“My friends from college … so many hate contracepting,” Kate said. “I tell them, ‘Why mess with that? Try this—it’s easy and there are no health risks.’ It’s 99 percent effective if used right.”
She added, “There’s something so attractive to women, so attractive about understanding your own body and how men view their wives. Her fertility is not to be suppressed but is something to be cherished. It’s important, cool, intriguing.”
Carrie Borgerding, who converted to Catholicism before marrying Chris, echoed a similar sentiment. She found learning about her cycle with her husband to be “very comforting” as he helped her to interpret her charts.
“I thought ‘thank goodness I won’t have to fight him on it.’ We were totally on the same page,” she said.
The couple postponed starting a family in order “to travel, to get a little more financially stable … and to spend some time together.”
After almost nine years of marriage they have two children.
She and Chris enjoy teaching other couples NFP, sometimes referred to as “marriage insurance” because of the low divorce rate among couples practicing it.
“They are so eager to learn it. … They catch on really well. It’s fun to watch them discover each other.”
She remains thankful that “the church has not fallen to the pressures of secular society.”
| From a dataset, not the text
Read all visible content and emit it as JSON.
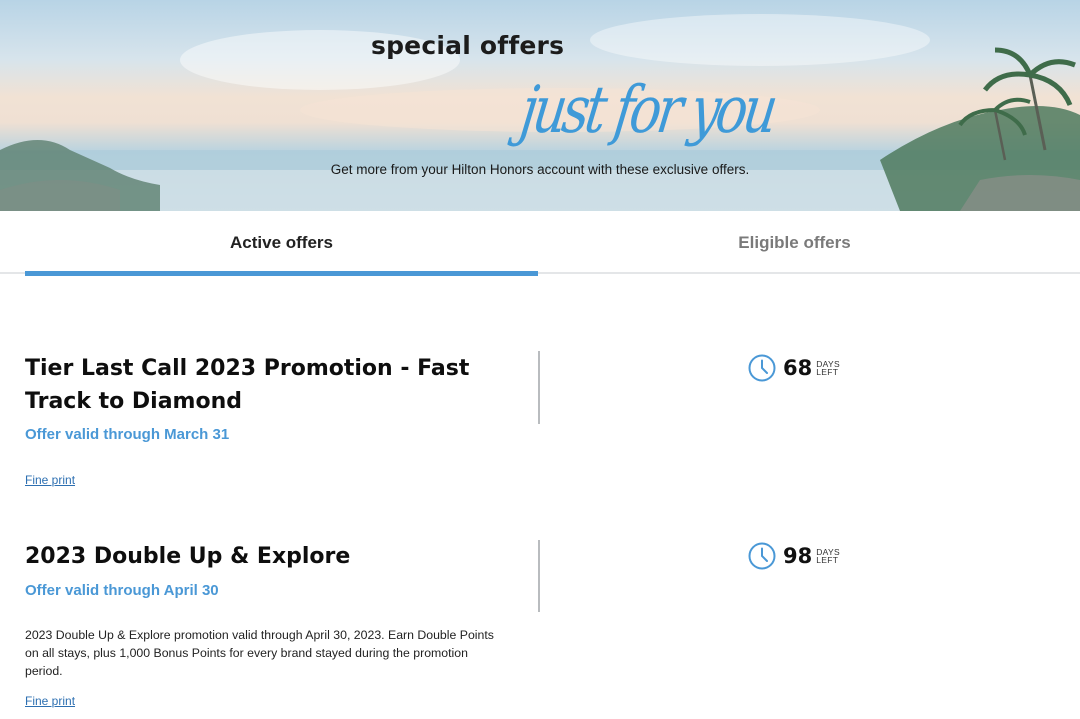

“We’ve seen how it has blessed other marriages. The men come with their wives skeptical and we have seen afterward how they’re full of joy. It is life-changing.”